Peter Murphy, drama queen supreme. Cristi Russo
Nearly 40 years on from their peak period (1979-1983), goth-rock pioneers Bauhaus still sounded vital and vicious. Playing to a large and largely black-clad crowd of die-hard fans at the Paramount last night, the original lineup of vocalist Peter Murphy, drummer Kevin Haskins, guitarist/saxophonist Daniel Ash, and bassist David J ripped through 16 songs from the aforementioned era (including four covers) to the sort of applause, “WOO”s, and “WE LOVE YOU”s that reflected an undying devotion—and a potent strain of nostalgia.
As far as one could see, the attendees were standing throughout the set, many venturing into the aisles to dance. Sing-alongs happened, unfortunately, as during the night’s last third, Murphy’s aging pipes needed some slack picked up. (Curses, though, to the dude behind me for his wack “singing” to “Kick in the Eye.”
Bauhaus: still vital and vicious four decades on from their prime. Cristi Russo
Bauhaus were fairly businesslike onstage, except for Murphy, who was as theatrical as a Shakespeare troupe. Looking literally like a cartoon villain with his bald pate, white beard, and intense glare, Murphy spent the first few songs stalking the stage with a scepter, hamming it up for the photographers and Instagrammers. (The feather-laden top he donned—which looked like a Roxy Music-era Brian Eno cast-off—was a nice, softening touch.) Thankfully, he’s appeared to have recovered from his 2019 heart attack.

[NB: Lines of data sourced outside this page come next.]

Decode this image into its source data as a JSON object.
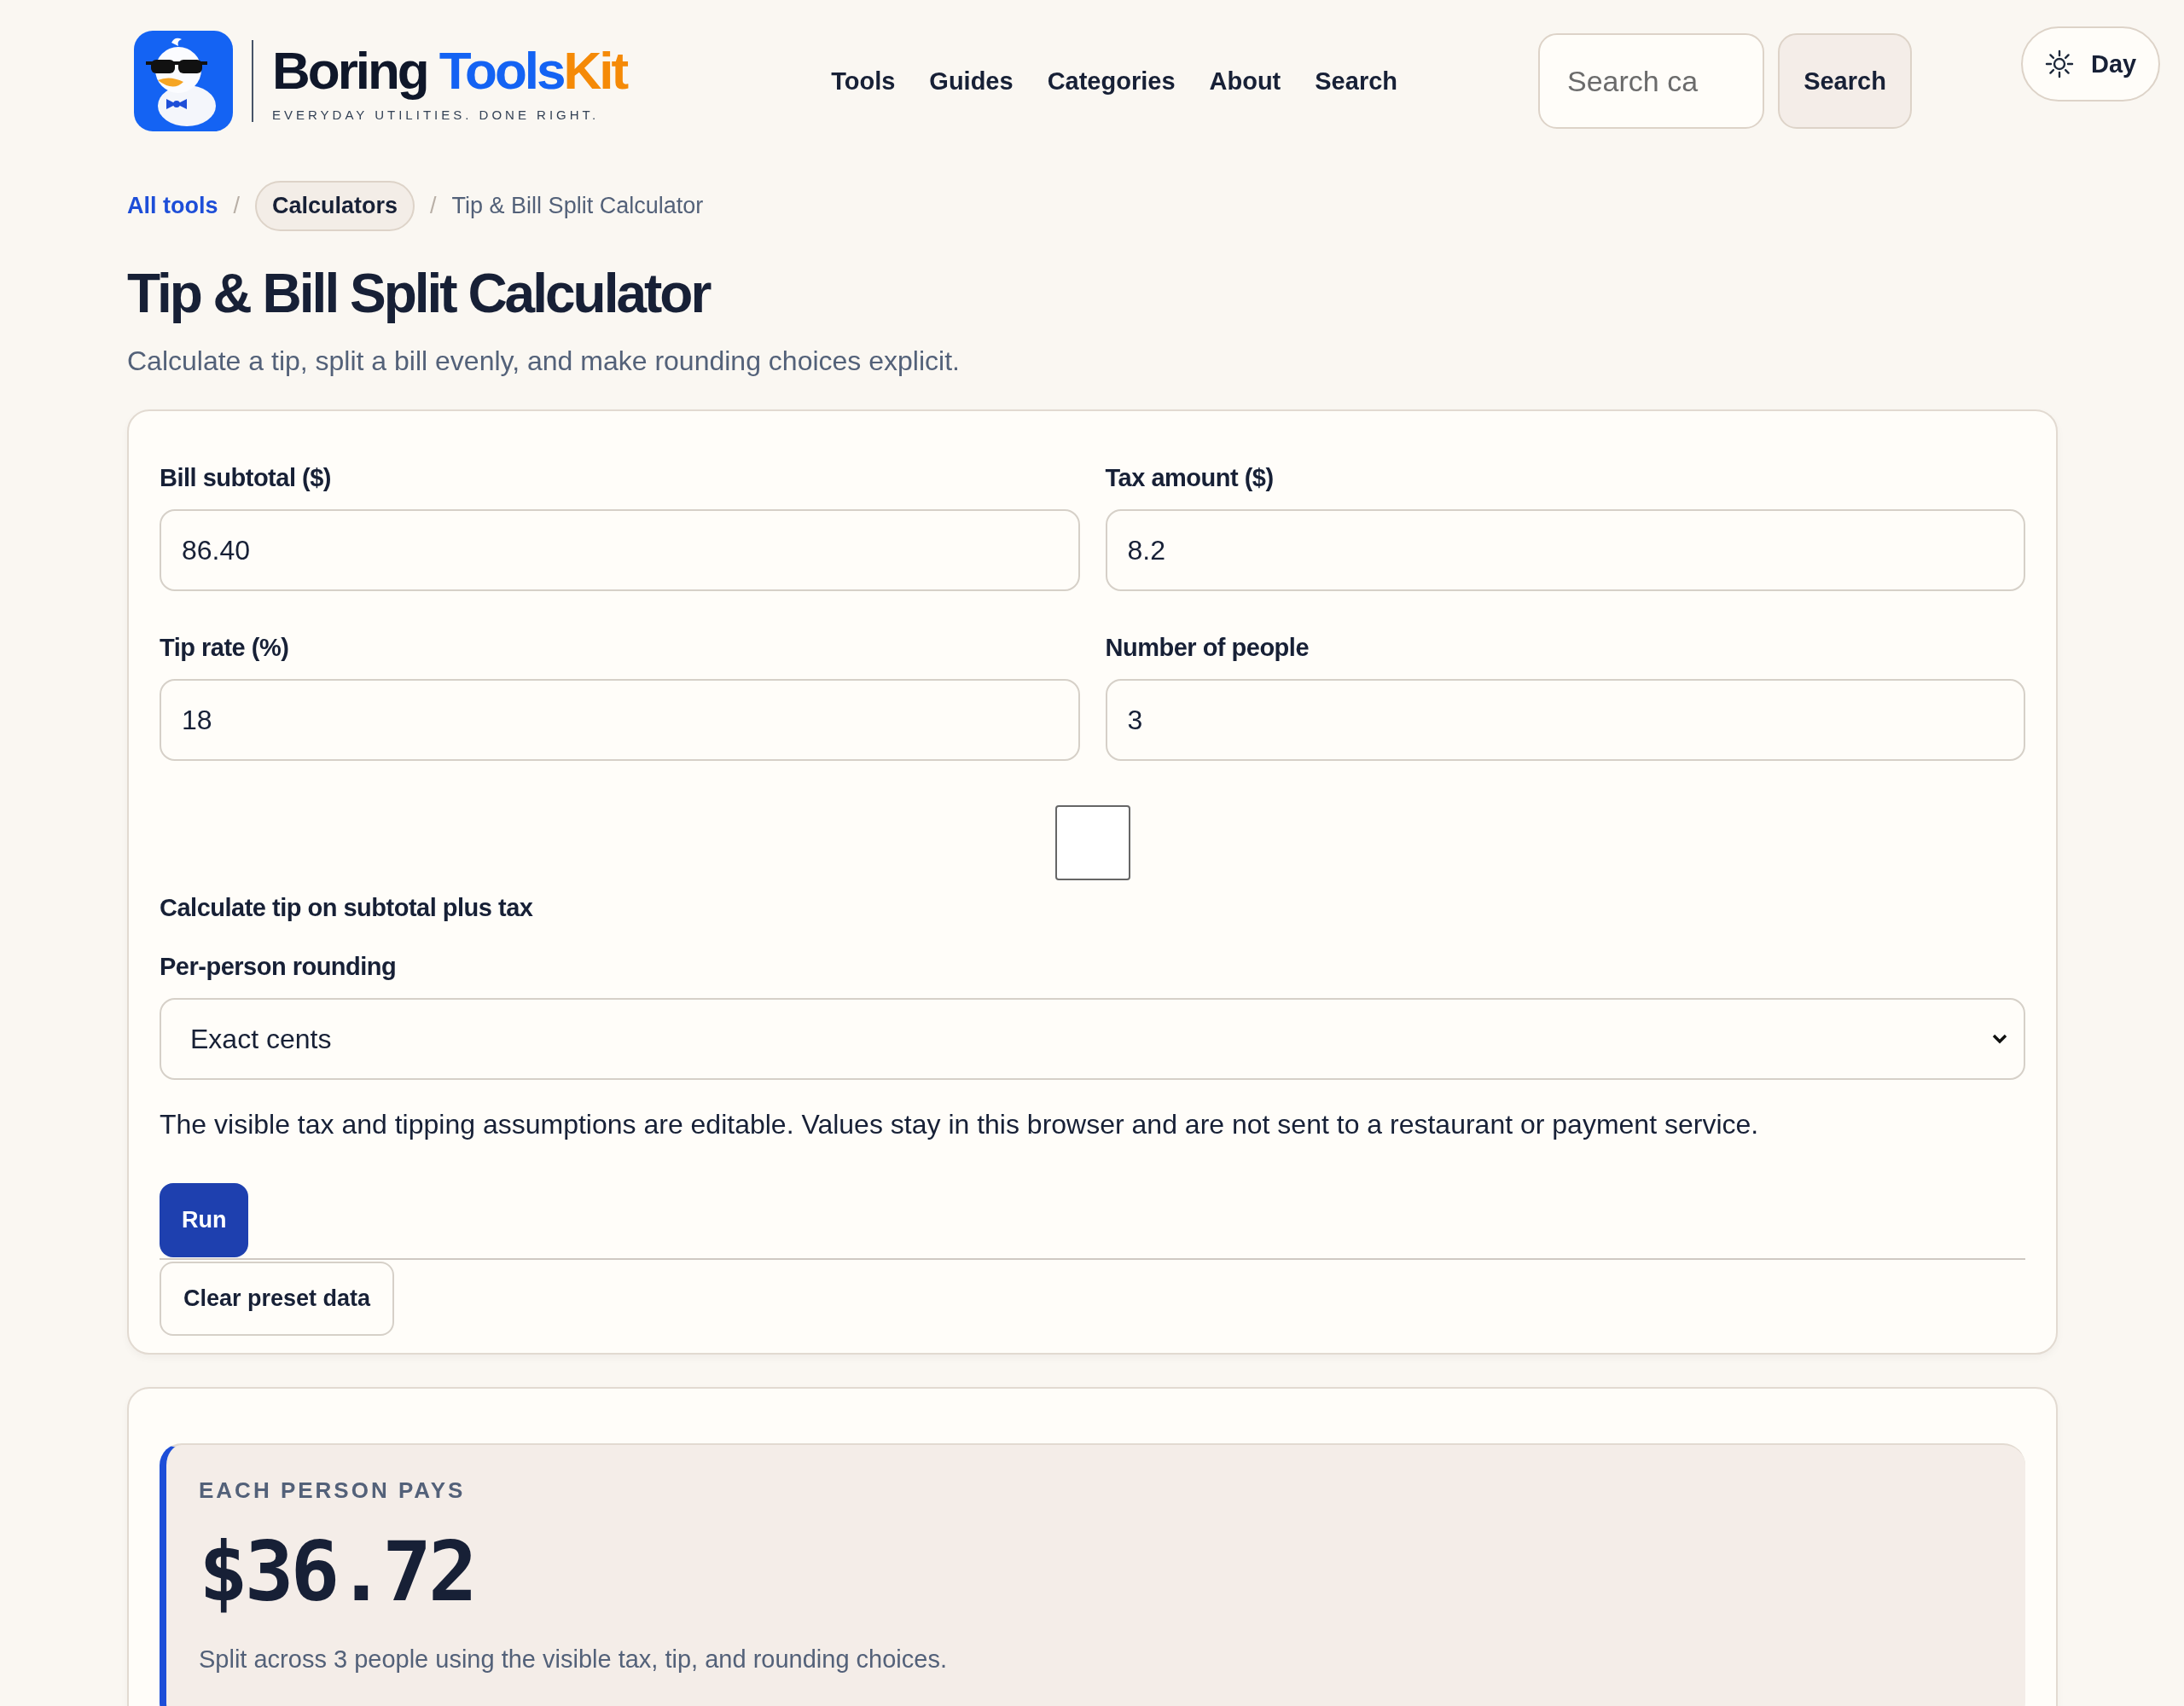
{
  "header": {
    "brand": [
      {
        "text": "Boring",
        "color": "#0f172a"
      },
      {
        "text": "Tools",
        "color": "#1463f3"
      },
      {
        "text": "Kit",
        "color": "#f58a07"
      }
    ],
    "tagline": "EVERYDAY UTILITIES. DONE RIGHT.",
    "nav": [
      "Tools",
      "Guides",
      "Categories",
      "About",
      "Search"
    ],
    "search": {
      "placeholder": "Search ca",
      "button": "Search"
    },
    "theme_toggle": "Day"
  },
  "breadcrumb": [
    {
      "text": "All tools",
      "kind": "link"
    },
    {
      "text": "/",
      "kind": "separator"
    },
    {
      "text": "Calculators",
      "kind": "chip"
    },
    {
      "text": "/",
      "kind": "separator"
    },
    {
      "text": "Tip & Bill Split Calculator",
      "kind": "current"
    }
  ],
  "title": "Tip & Bill Split Calculator",
  "subtitle": "Calculate a tip, split a bill evenly, and make rounding choices explicit.",
  "form": {
    "fields": [
      {
        "label": "Bill subtotal ($)",
        "value": "86.40"
      },
      {
        "label": "Tax amount ($)",
        "value": "8.2"
      },
      {
        "label": "Tip rate (%)",
        "value": "18"
      },
      {
        "label": "Number of people",
        "value": "3"
      }
    ],
    "checkbox": {
      "label": "Calculate tip on subtotal plus tax",
      "checked": false
    },
    "select": {
      "label": "Per-person rounding",
      "value": "Exact cents"
    },
    "note": "The visible tax and tipping assumptions are editable. Values stay in this browser and are not sent to a restaurant or payment service.",
    "buttons": [
      {
        "label": "Run",
        "kind": "primary"
      },
      {
        "label": "Clear preset data",
        "kind": "secondary"
      }
    ]
  },
  "result": {
    "eyebrow": "EACH PERSON PAYS",
    "amount": "$36.72",
    "description": "Split across 3 people using the visible tax, tip, and rounding choices."
  }
}
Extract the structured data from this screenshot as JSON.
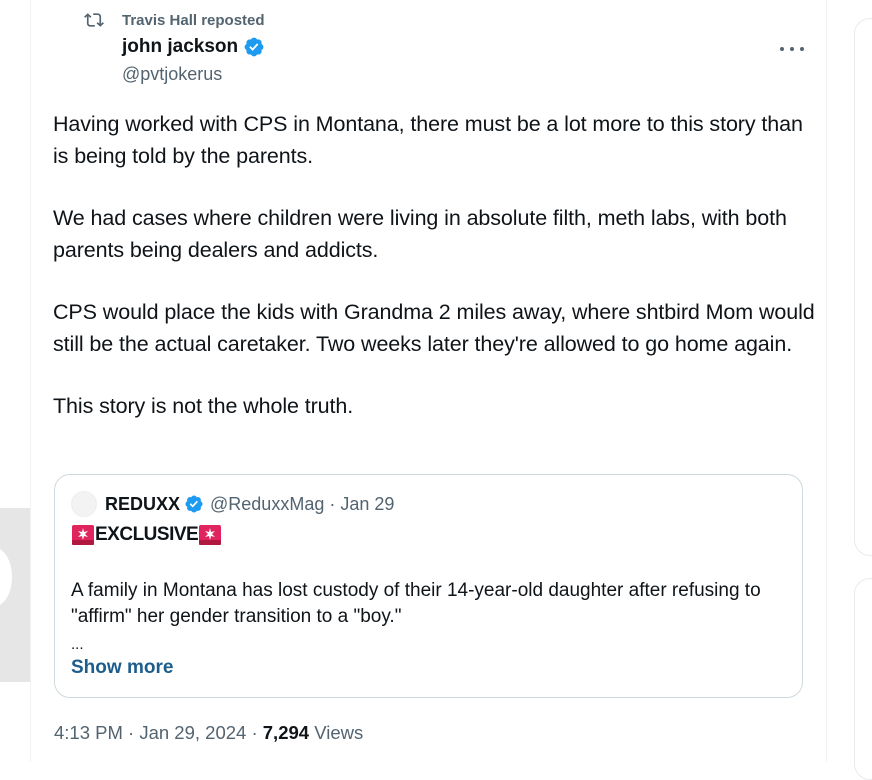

Daniel Ash played guitar, jamming good with J and Haskins. Dave Segal
Fluctuating between stentorian belting and guttural crooning, Murphy dialed in his thespianic and messianic gestures to 11. Did he use the mic stand as a cross on which to feign crucifixion during “Stigmata Martyr”? Christ almighty, he did. Did he wield his scepter like a mad king during “Double Dare” and “In the Flat Field”? My camera cannot lie. Did he hold aloft a crown in the middle of the set? Assuredly. Did he broadly gesture to the heavens as the spotlight illuminated him during “Bela Lugosi’s Dead”? You bet your translucent black cape he did. Did he out-Bowie David Bowie during Bauhaus’ cover of “Ziggy Stardust” in the three-song encore? Oh, he took it all too far, but, boy, could Dan Ash play guitar.
While the song selection was solid (though I am probably not the only person in the house who could’ve used “Terror Couple Kills Colonel”) and the performances tight, the sound was less than optimal. Murphy’s vocals and Haskins’s drums boomed with apt bombasticness, but Ash’s slashing guitar and J’s oft-dubby bass deserved more prominence in the mix. Especially during the intro to “Bela Lugosi’s Dead,” the bass should be trembling our internal organs and the guitar lacerating our skin. Both were muted. T.Rex’s “Telegram Sam”—which is the rare cover that surpasses the original—should’ve torn us asunder and made the walls quake, as it does on record. But no.
Goth damn, Murphy looks wicked with a scepter. Dave Segal
One impressive thing about Bauhaus: For all of their enduring popularity, even their hits boast weird rhythms and unusual timbres. “The Passion of Lovers,” “She’s in Parties,” “Kick in the Eye,” “Dark Entries” (a song so dope, a label named itself after it), “Bela”… all will stand out in your typical “’80s Night” dance events. And how many groups on the nostalgia circuit would open their sets with an obscure John Cale B-side, such as the ominous stomper “Rosegarden Funeral of Sores”? How many marquee acts would cover Iggy Pop’s lurching, doom-laden “Sister Midnight” to kick off an encore? Very few. You have to respect Bauhaus’ commitment to doing whatever the fuck they want while raking in big paydays. Goth rock will never die, if Murphy & Co. have anything to groan about it.
Tuvan throat singer Soriah and his drummer were shamanic AF. Cristi Russo
Hailing from Portland, opener Soriah set a shamanic tone that cleansed the room of maleficent juju. Dressed like a new wave Dr. John at the height of Mardi Gras, Soriah (aka Enrique Ugalde) vocalized in a cavernous manner known as Tuvan throat singing, which generates shocking overtones. The effect is eerie and stunning, as if Soriah had a synthesizer and/or Theremin lodged in his larynx. At its most extreme, his voice sounded like he was gargling coal nuggets; it was a staccato, glottal flow I’ve never heard a human produce. Augmented by the drummer’s ritualistic, tom-heavy beats and Soriah’s FX box, the music came off like a more sinister Dead Can Dance. The goths loved this primal Sturm und Drang. Credit to Bauhaus for choosing an artist so decidedly non-rock & roll to set the scene.
Rosegarden Funeral of Sores
In The Flat Field
A God in an Alcove
In Fear of Fear
The Spy In the Cab
She’s In Parties
Kick In The Eye
Bela Lugosi’s Dead
The Passion of Lovers